Critical reception to Forman's films has been varied throughout his career. His early Czechoslovakian films have been praised by international audiences, even though the Soviet regime at the time banned several of his works. Reviewers have consistently praised Forman's ability to show the universality of human emotions, complimenting his tendency to present well-rounded characterizations. Some critics, however, have objected to Forman's American films—particularly Hair, Ragtime, and One Flew over the Cuckoo's Nest—pointing out that Forman's European sensibility hampered his adaptations of such singularly American works.
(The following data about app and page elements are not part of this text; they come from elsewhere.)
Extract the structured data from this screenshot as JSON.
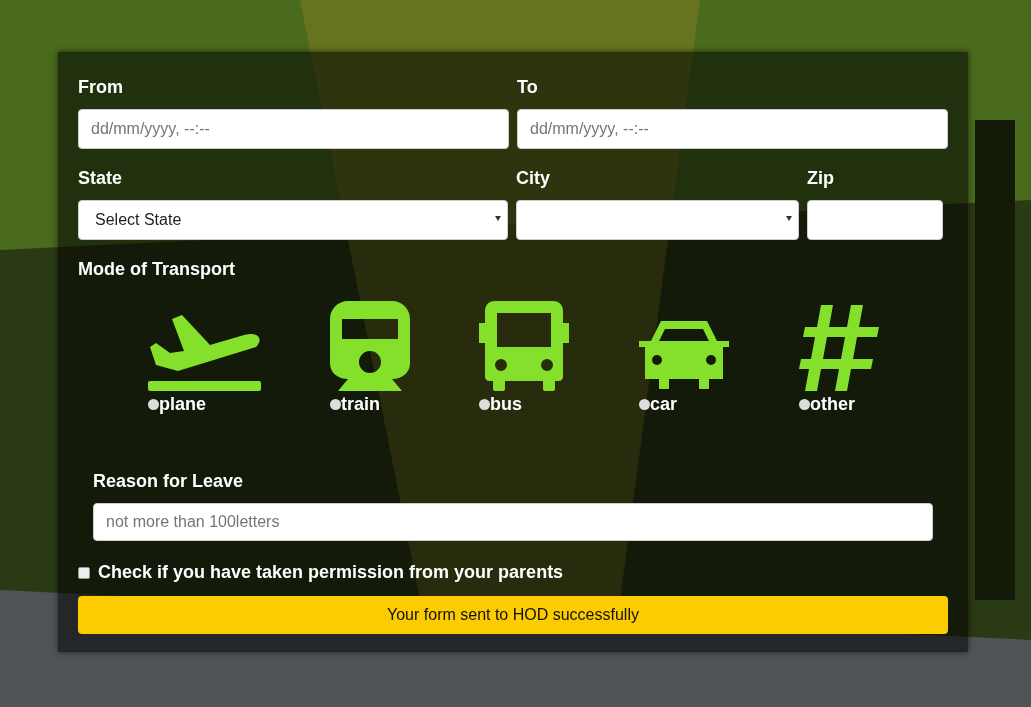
{
  "form": {
    "from": {
      "label": "From",
      "placeholder": "dd/mm/yyyy, --:--"
    },
    "to": {
      "label": "To",
      "placeholder": "dd/mm/yyyy, --:--"
    },
    "state": {
      "label": "State",
      "value": "Select State"
    },
    "city": {
      "label": "City"
    },
    "zip": {
      "label": "Zip"
    },
    "transport": {
      "label": "Mode of Transport",
      "options": [
        {
          "kind": "plane",
          "label": "plane",
          "selected": false
        },
        {
          "kind": "train",
          "label": "train",
          "selected": false
        },
        {
          "kind": "bus",
          "label": "bus",
          "selected": false
        },
        {
          "kind": "car",
          "label": "car",
          "selected": false
        },
        {
          "kind": "other",
          "label": "other",
          "selected": false
        }
      ]
    },
    "reason": {
      "label": "Reason for Leave",
      "placeholder": "not more than 100letters"
    },
    "permission": {
      "label": "Check if you have taken permission from your parents",
      "checked": false
    },
    "message": "Your form sent to HOD successfully"
  }
}
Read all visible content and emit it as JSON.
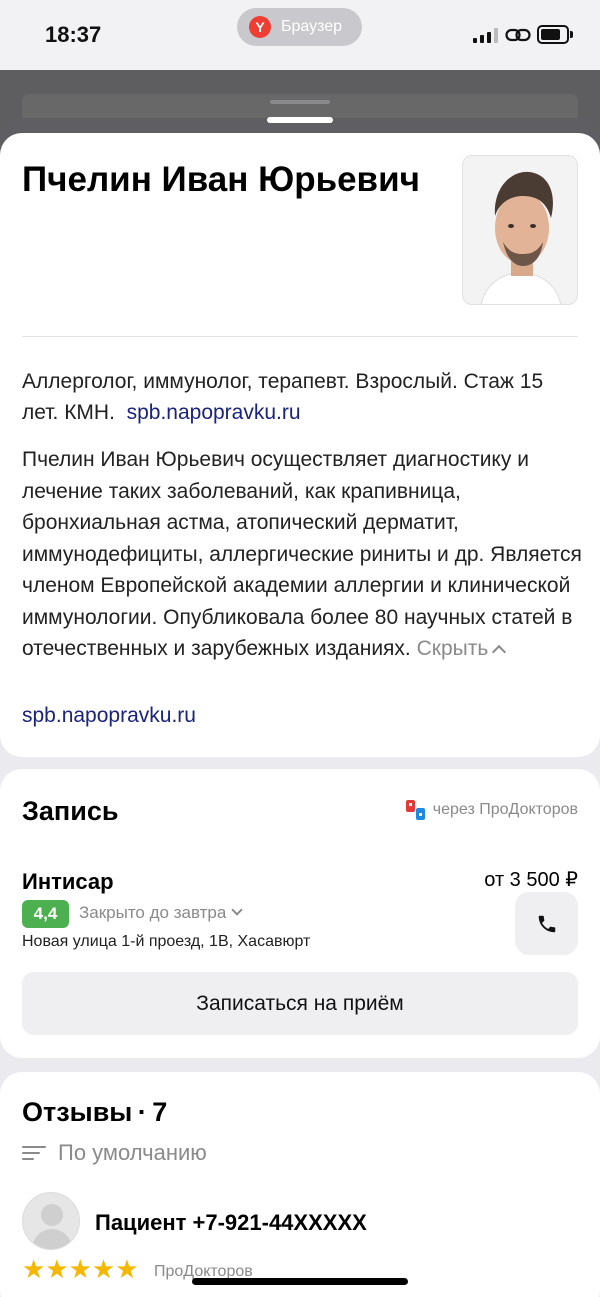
{
  "status_bar": {
    "time": "18:37",
    "browser_label": "Браузер",
    "browser_logo_letter": "Y"
  },
  "doctor": {
    "name": "Пчелин Иван Юрьевич",
    "specialty": "Аллерголог, иммунолог, терапевт. Взрослый. Стаж 15 лет. КМН.",
    "specialty_link": "spb.napopravku.ru",
    "bio": "Пчелин Иван Юрьевич осуществляет диагностику и лечение таких заболеваний, как крапивница, бронхиальная астма, атопический дерматит, иммунодефициты, аллергические риниты и др. Является членом Европейской академии аллергии и клинической иммунологии. Опубликовала более 80 научных статей в отечественных и зарубежных изданиях.",
    "hide_label": "Скрыть",
    "source_link": "spb.napopravku.ru"
  },
  "booking": {
    "title": "Запись",
    "via_label": "через ПроДокторов",
    "clinic_name": "Интисар",
    "price": "от 3 500 ₽",
    "rating": "4,4",
    "hours_status": "Закрыто до завтра",
    "address": "Новая улица 1-й проезд, 1В, Хасавюрт",
    "book_button": "Записаться на приём"
  },
  "reviews": {
    "title": "Отзывы",
    "separator": "·",
    "count": "7",
    "sort_label": "По умолчанию",
    "items": [
      {
        "author": "Пациент +7-921-44XXXXX",
        "stars": "★★★★★",
        "rating": 5,
        "source": "ПроДокторов"
      }
    ]
  },
  "colors": {
    "link": "#1a237e",
    "rating_badge": "#4caf50",
    "stars": "#f5b800",
    "muted_text": "#8a8a8a"
  }
}
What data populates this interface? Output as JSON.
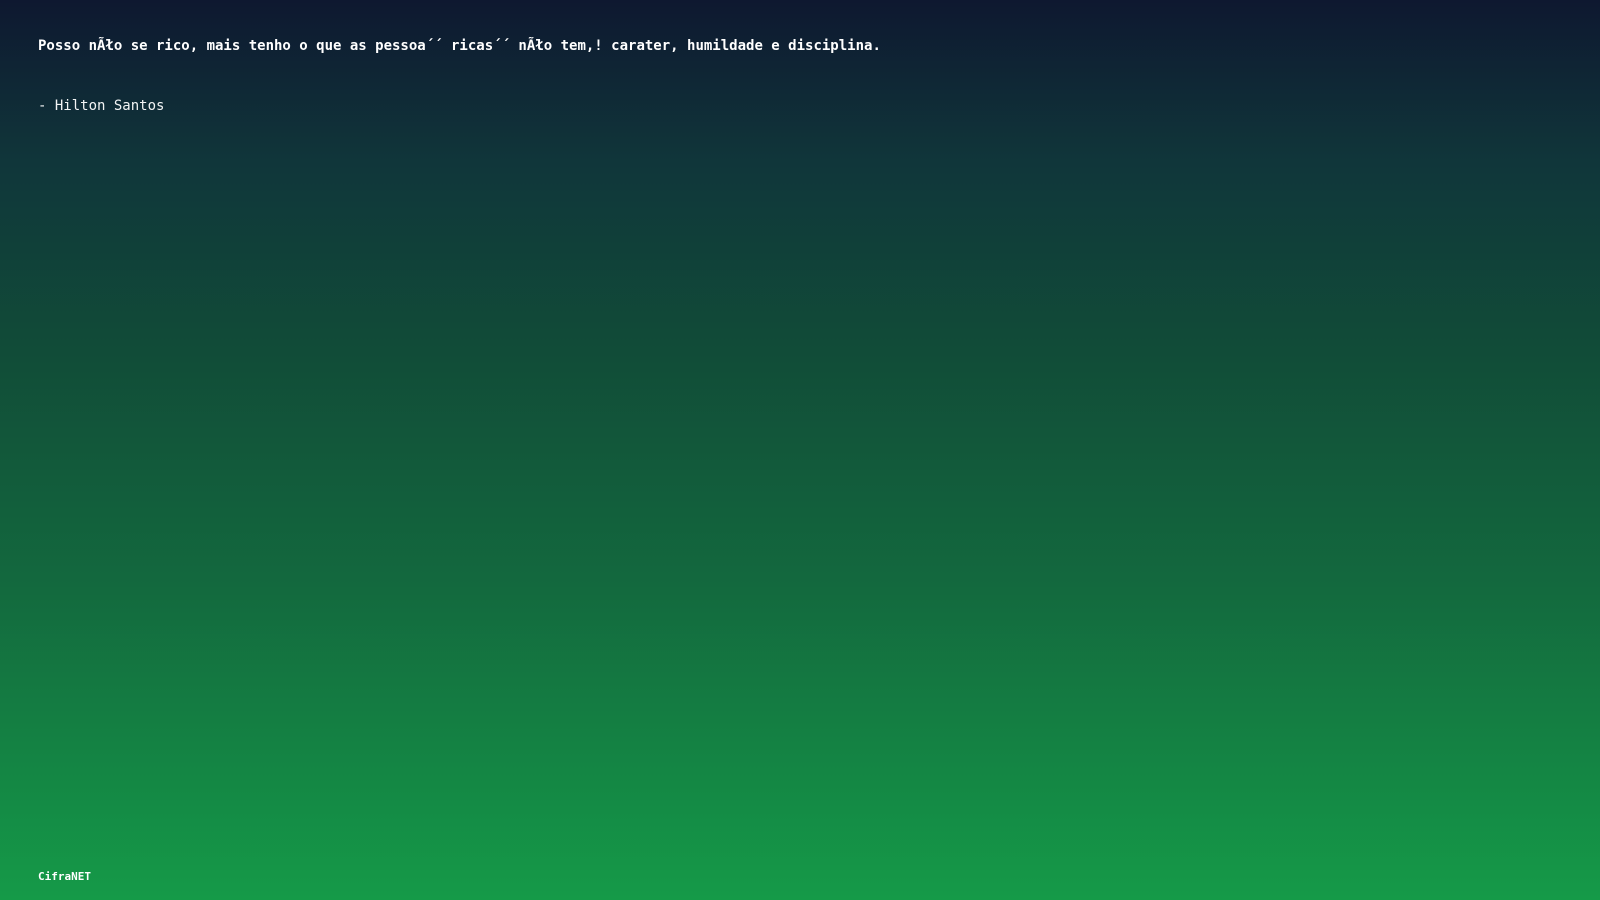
{
  "quote": {
    "text": "Posso nÃło se rico, mais tenho o que as pessoa´´ ricas´´ nÃło tem,! carater, humildade e disciplina.",
    "author": "- Hilton Santos"
  },
  "brand": {
    "name": "CifraNET"
  },
  "colors": {
    "gradient_top": "#0e1830",
    "gradient_bottom": "#159a48",
    "text": "#ffffff"
  }
}
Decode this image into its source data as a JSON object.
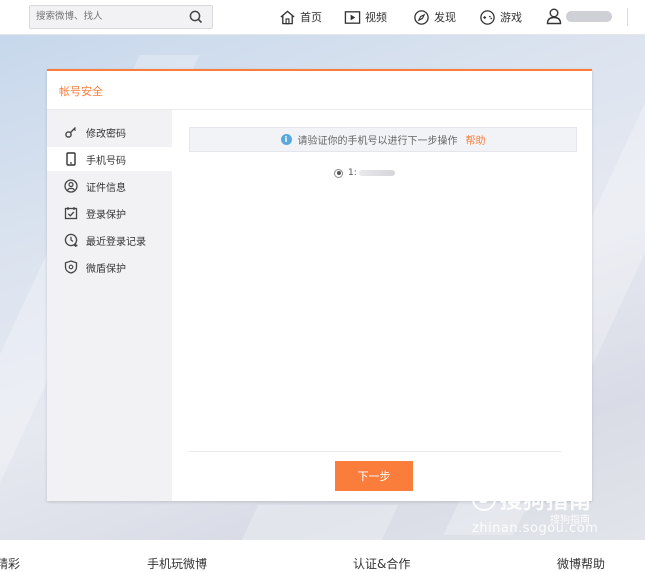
{
  "topbar": {
    "search_placeholder": "搜索微博、找人",
    "nav": [
      {
        "label": "首页",
        "icon": "home-icon"
      },
      {
        "label": "视频",
        "icon": "video-icon"
      },
      {
        "label": "发现",
        "icon": "discover-icon"
      },
      {
        "label": "游戏",
        "icon": "game-icon"
      }
    ]
  },
  "panel": {
    "title": "帐号安全",
    "sidebar": [
      {
        "label": "修改密码",
        "icon": "key-icon",
        "active": false
      },
      {
        "label": "手机号码",
        "icon": "phone-icon",
        "active": true
      },
      {
        "label": "证件信息",
        "icon": "id-icon",
        "active": false
      },
      {
        "label": "登录保护",
        "icon": "login-protect-icon",
        "active": false
      },
      {
        "label": "最近登录记录",
        "icon": "recent-login-icon",
        "active": false
      },
      {
        "label": "微盾保护",
        "icon": "shield-icon",
        "active": false
      }
    ],
    "notice": {
      "text": "请验证你的手机号以进行下一步操作",
      "help": "帮助"
    },
    "phone_prefix": "1:",
    "next_button": "下一步"
  },
  "watermark": {
    "brand": "搜狗指南",
    "sub": "搜狗指南",
    "url": "zhinan.sogou.com"
  },
  "footer": [
    "精彩",
    "手机玩微博",
    "认证&合作",
    "微博帮助"
  ],
  "colors": {
    "accent": "#fa7d3c",
    "info": "#5aa9dd"
  }
}
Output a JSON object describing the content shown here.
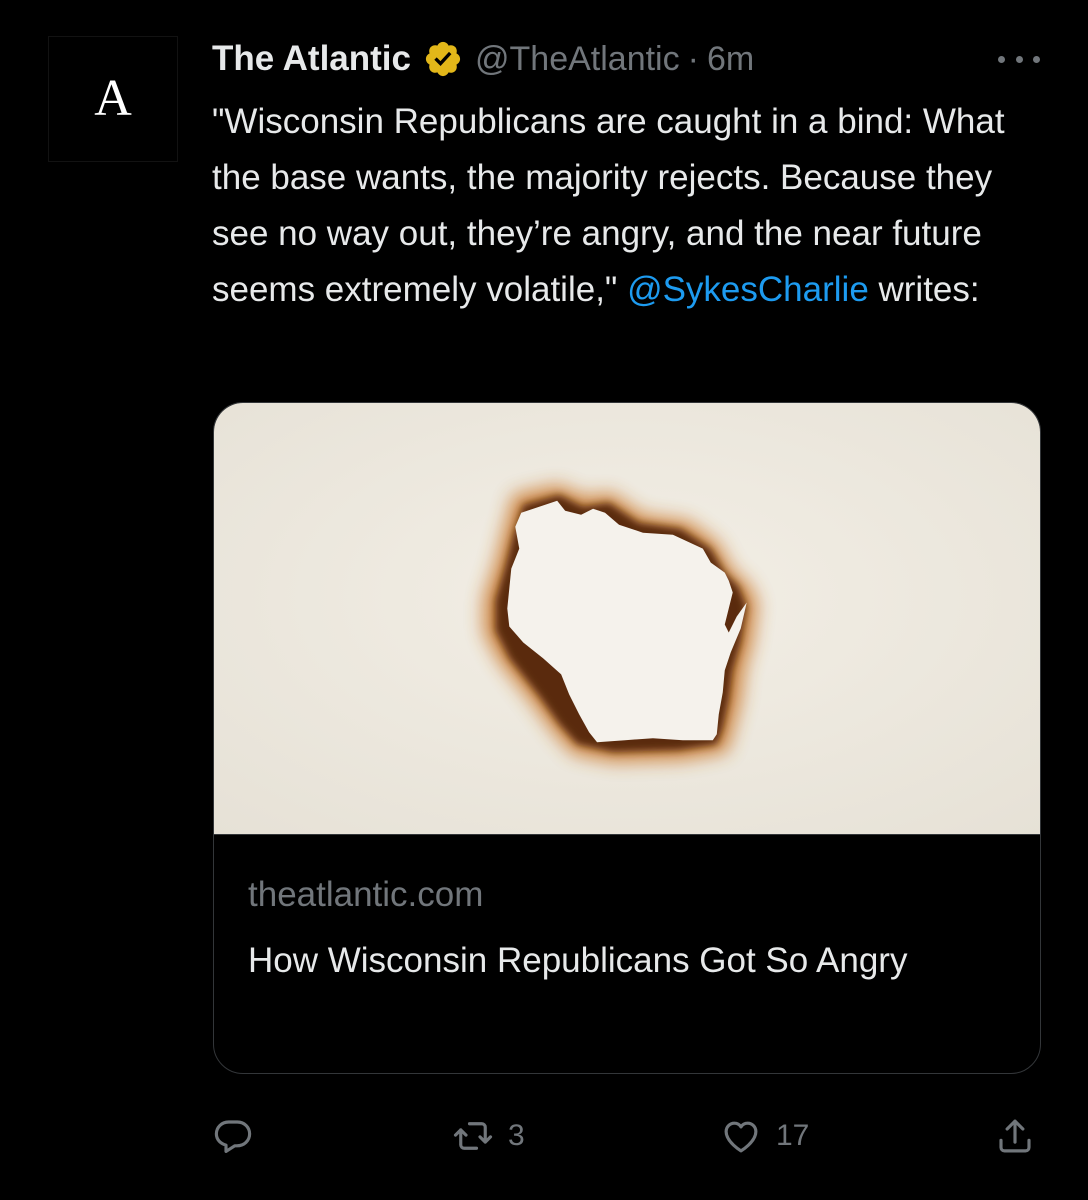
{
  "tweet": {
    "avatar_letter": "A",
    "display_name": "The Atlantic",
    "handle": "@TheAtlantic",
    "separator": "·",
    "time": "6m",
    "text_before_mention": "\"Wisconsin Republicans are caught in a bind: What the base wants, the majority rejects. Because they see no way out, they’re angry, and the near future seems extremely volatile,\" ",
    "mention": "@SykesCharlie",
    "text_after_mention": " writes:"
  },
  "card": {
    "domain": "theatlantic.com",
    "title": "How Wisconsin Republicans Got So Angry"
  },
  "actions": {
    "reply_count": "",
    "retweet_count": "3",
    "like_count": "17"
  },
  "colors": {
    "background": "#000000",
    "text": "#e7e9ea",
    "secondary": "#71767b",
    "link": "#1d9bf0",
    "verified_gold": "#e2b719",
    "card_paper": "#eeeae0"
  },
  "icons": {
    "verified": "verified-gold-badge-icon",
    "more": "more-horizontal-icon",
    "reply": "reply-icon",
    "retweet": "retweet-icon",
    "like": "heart-icon",
    "share": "share-icon"
  }
}
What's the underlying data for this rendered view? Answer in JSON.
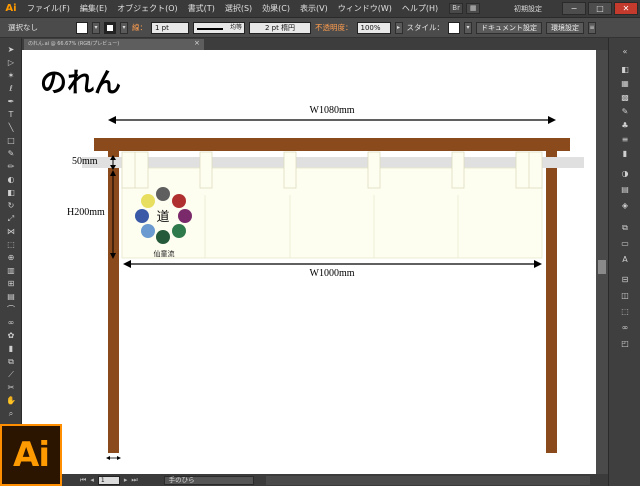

Several reviewers have also criticized Ragtime for overly truncating or ignoring the novel on which it was based, though some have asserted that the novel's complex plot structure is primarily to blame for Forman's loose adaptation. The People vs. Larry Flynt has met with sharply divided criticism, with some critics praising the film's anti-Establishment message and others declaring that the film acts as propaganda for pornographers. A number of noted feminist critics, including Gloria Steinem, have argued that Forman glosses over many of the facts of Flynt's life and portrays him as a champion of justice, while his magazine routinely degrades women and mocks rape and child abuse. Other commentators have argued that the film uses Flynt's life as an allegory and that Forman is not obliged to factually recount every event from Flynt's life. Several critics agree that, despite the subject material, The People vs. Larry Flynt ultimately conveys a positive message about the American right to free speech.